By Freedom Newspapers
Democratic Rep. Charles Rangel, who is poised to be quite powerful, as congressmen go, since he is slated to chair the U.S. House Ways and Means Committee in January, has raised once again the idea of a military draft. While some of the reasons he wants to reintroduce this idea into American life are understandable, it is a bad idea that deserves to be shot down immediately.
Speaking on CBS’ “Face the Nation” on Sunday, Rep. Rangel — a decorated Korean war veteran who opposed the Iraq war from the beginning — said he thought a draft would make policymakers think twice before committing the country to war.
“There’s no question in my mind,” he said, “that this president and this administration would never have invaded Iraq, especially on the flimsy evidence that was presented to the Congress, if indeed we had a draft and members of Congress and the administration thought that their kids from their communities would be placed in harm’s way.”
With all due respect, historically the moral hazard generally works the other way. Having a large standing army and the potential of replenishing it regularly with conscripts has served as an invitation for policymakers to rush into dubious foreign wars (Vietnam) from which — as in Korea and Europe — U.S. troops are never sent home.
Perhaps opinions and proclivities have changed drastically since those questionable commitments, but it would be unwise to assume so.
Rep. Rangel and other supporters of conscription also raise the banner of “shared sacrifice.” If the U.S. is going to get into a war, the entire society should bear the burden.
In fact, however, the burden would fall on males (and perhaps females, another complicating issue) aged 18-26 — at least those ineligible for the inevitable deferments — and their families. Those with no children or older children would share the burden only by paying taxes. And far from uniting the country behind a shared purpose, a draft would be more likely — as anybody who remembers the Vietnam era surely knows — to divide the country bitterly.
If more troops are needed in Iraq, why not look to the 118,000 stationed in Europe (as of 2003) or the 99,862 in Asia, decades after the wars there have been concluded?
The major reason to oppose conscription, however, is that it is, in stark terms, indistinguishable from slavery. This is true whether people are conscripted to fight wars or to undertake government-approved community “improvement.” Forcing someone to fight a war or change a bedpan when he or she would rather be starting a career is unworthy of a free country.
Most authorities agree the all-volunteer military is better-trained, more motivated, and more proficient than were the draftee armies of the past. The problem is not the quality of the military, but the quality of decision-making much higher up the chain of authority.

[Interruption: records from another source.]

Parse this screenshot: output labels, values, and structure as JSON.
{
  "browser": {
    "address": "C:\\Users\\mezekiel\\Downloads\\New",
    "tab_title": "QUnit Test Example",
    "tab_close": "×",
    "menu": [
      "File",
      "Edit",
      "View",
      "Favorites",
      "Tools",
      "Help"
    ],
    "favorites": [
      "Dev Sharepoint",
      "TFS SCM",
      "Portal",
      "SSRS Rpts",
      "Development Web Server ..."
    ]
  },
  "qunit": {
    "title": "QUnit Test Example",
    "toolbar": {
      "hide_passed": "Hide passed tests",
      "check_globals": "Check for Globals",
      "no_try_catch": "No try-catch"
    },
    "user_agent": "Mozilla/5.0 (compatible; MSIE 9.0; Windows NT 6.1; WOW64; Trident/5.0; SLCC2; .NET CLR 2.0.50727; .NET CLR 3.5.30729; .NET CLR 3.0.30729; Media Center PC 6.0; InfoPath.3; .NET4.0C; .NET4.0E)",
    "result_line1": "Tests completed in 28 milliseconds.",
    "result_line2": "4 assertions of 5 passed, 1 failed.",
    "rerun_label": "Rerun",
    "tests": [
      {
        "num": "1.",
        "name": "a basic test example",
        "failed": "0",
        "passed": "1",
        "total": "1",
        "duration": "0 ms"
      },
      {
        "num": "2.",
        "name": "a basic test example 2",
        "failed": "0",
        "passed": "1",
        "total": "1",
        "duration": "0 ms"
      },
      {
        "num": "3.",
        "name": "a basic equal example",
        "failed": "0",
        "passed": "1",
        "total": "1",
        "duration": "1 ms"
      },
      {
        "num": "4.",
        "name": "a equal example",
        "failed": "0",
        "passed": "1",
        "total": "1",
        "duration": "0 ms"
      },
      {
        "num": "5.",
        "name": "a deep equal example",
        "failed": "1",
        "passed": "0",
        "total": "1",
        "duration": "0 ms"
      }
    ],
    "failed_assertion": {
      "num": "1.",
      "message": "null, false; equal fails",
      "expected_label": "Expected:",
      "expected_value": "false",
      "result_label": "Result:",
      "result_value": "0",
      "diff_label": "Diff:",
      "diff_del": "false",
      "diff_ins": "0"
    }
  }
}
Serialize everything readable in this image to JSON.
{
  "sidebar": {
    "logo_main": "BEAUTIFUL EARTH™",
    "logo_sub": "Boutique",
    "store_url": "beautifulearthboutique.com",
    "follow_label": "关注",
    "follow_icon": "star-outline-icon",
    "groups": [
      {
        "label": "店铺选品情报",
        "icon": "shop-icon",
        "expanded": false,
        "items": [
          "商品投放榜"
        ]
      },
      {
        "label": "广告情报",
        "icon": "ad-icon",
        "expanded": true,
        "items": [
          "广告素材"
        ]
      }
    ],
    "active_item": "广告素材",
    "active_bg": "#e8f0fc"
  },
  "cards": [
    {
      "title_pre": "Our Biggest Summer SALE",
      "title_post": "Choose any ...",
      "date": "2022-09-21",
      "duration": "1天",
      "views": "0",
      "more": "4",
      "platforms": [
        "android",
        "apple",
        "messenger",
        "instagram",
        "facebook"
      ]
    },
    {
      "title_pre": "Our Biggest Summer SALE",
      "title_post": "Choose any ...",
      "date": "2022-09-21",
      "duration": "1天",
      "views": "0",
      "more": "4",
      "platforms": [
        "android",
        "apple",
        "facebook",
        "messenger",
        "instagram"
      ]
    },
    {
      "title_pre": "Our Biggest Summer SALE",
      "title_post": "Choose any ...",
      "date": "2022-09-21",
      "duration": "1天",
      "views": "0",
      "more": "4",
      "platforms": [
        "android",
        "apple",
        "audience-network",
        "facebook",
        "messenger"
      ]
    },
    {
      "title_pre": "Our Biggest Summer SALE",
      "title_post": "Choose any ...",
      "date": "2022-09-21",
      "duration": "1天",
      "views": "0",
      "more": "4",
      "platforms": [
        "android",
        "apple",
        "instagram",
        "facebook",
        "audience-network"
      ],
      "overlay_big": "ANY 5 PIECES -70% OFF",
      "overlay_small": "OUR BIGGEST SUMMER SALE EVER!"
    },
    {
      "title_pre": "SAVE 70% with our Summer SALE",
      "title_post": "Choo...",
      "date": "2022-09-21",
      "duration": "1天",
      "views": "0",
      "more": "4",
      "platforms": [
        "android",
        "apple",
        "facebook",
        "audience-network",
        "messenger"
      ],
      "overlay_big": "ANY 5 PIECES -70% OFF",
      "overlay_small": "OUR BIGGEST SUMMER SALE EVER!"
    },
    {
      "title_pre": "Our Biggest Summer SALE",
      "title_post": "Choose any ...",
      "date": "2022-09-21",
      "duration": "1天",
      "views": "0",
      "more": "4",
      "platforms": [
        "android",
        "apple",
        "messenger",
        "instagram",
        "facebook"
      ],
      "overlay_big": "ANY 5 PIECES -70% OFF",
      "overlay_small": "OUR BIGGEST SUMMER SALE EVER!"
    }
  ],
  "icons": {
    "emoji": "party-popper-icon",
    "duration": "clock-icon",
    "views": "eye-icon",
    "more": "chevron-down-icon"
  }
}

If a government cannot attract enough volunteers to carry out a preferred foreign policy, it would do well to question those policies rather than seeking to carry them out through forced labor.